and heroin, and that they can use these drugs "safely.''
to drug education is one thing that drove
adolescent drug use up in the 1970s to the highest levels in
history, from less than 1 percent in 1962 to 34 percent of
adolescents, 65 percent of high school seniors and 70 percent of
young adults by 1979.
of drug use among teens also produced high levels
of drug abuse, drug addiction and drug-related deaths. By 1979,
1 in 9 high school seniors smoked marijuana daily. Many needed
drug treatment to stop. And so many teens died from drug and
alcohol-related causes, their age group's life span actually
decreased, while that of all other age groups lengthened.
outraged parents organized some 4,000 drug-

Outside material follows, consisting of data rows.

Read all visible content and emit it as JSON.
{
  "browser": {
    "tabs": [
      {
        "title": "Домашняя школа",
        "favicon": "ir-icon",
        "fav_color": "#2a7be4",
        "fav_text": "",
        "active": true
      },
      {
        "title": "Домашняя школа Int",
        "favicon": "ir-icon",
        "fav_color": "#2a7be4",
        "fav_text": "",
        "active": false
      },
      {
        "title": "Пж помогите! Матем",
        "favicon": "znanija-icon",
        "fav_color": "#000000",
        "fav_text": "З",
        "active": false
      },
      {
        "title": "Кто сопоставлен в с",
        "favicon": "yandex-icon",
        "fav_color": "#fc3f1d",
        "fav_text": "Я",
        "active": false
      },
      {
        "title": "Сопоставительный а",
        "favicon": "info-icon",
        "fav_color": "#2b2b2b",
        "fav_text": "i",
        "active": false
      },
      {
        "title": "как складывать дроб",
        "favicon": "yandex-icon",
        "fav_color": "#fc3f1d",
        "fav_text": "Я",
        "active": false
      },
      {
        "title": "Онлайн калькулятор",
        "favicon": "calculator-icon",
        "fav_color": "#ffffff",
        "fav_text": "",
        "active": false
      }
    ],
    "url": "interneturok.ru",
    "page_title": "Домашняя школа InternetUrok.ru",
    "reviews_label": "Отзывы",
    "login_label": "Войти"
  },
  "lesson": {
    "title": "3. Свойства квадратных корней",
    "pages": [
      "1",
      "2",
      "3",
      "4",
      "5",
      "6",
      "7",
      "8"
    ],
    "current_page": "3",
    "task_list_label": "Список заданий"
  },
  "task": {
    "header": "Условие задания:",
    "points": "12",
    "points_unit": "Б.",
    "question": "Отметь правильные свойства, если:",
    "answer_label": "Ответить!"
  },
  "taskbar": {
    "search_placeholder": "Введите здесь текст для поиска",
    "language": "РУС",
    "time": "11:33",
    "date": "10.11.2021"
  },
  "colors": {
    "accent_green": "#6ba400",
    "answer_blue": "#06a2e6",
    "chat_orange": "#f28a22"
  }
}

prevention groups nationwide. One of their first battles was to
get rid of "responsible use'' messages and replace them with
clear, consistent no-use messages in drug-education programs,
particularly those paid for with tax dollars.
Between 1979 and 1992, regular drug use went down
by half among all ages (from 25 million Americans to 12 million) and by
two-thirds among adolescents and young adults.
proponents want to change that. The
Lindesmith Center and the San Francisco Medical Society held
a "Just Say Know'' conference in San Francisco recently to
initiate the effort to replace "no-use'' drug education with "safe-
use'' programs in schools.
Center is part of billionaire George Soros' Open
Society Institute in New York. Soros has funded drug-
legalization efforts for a decade. Publicly, proponents deny they
want to legalize drugs. They say they just want to "reform'' the
drug laws. Now they want to reform drug-free education. The
Lindesmith Center recommends the book "Chocolate to
Morphine: Everything You Need to Know About Mind-Altering
Drugs.'' The book claims there is no such thing as a good or bad
drug, just good and bad relationships with drugs. It says we must
teach children how to have good relationships with harmful,
Center introduced its new publication at the
conference, called "Safety-First: A Reality-Based Approach to
Teens, Drugs, and Drug Education.'' The pamphlet advises
parents to "keep the channels of communication open, find ways
to keep the conversation going, and listen, listen, listen.''
also tells parents to encourage kids to "be honest''
about their drug experiences and that "there must be no negative
repercussions for their input and honesty.''
some hard-working, affluent, church-going
parents in Georgia took this advice. Their teenagers did what
they wanted with no negative repercussions from mom or dad.
Their 12- and 13-year-olds were free to smoke, get drunk, get
high and engage in group sex. Nobody told them no.
The kids got
syphilis. One died driving home drunk from spring
break. Another stabbed a friend. They are called "The Lost
Children of Rockdale County,'' and the TV news show
"Frontline'' introduced them to us on PBS this past month.
What can parents
do? Set limits for your kids. Set consequences
if they break your rules. Enforce consequences if rules are
broken. Love them enough to be their parents, not their best
friends. Be the adults they need to protect them from the world's
dangers. And fight to keep "safe use'' drug education out of your
Or be prepared
to watch a Frontline sequel a few years from now
on "The Lost Children of America.''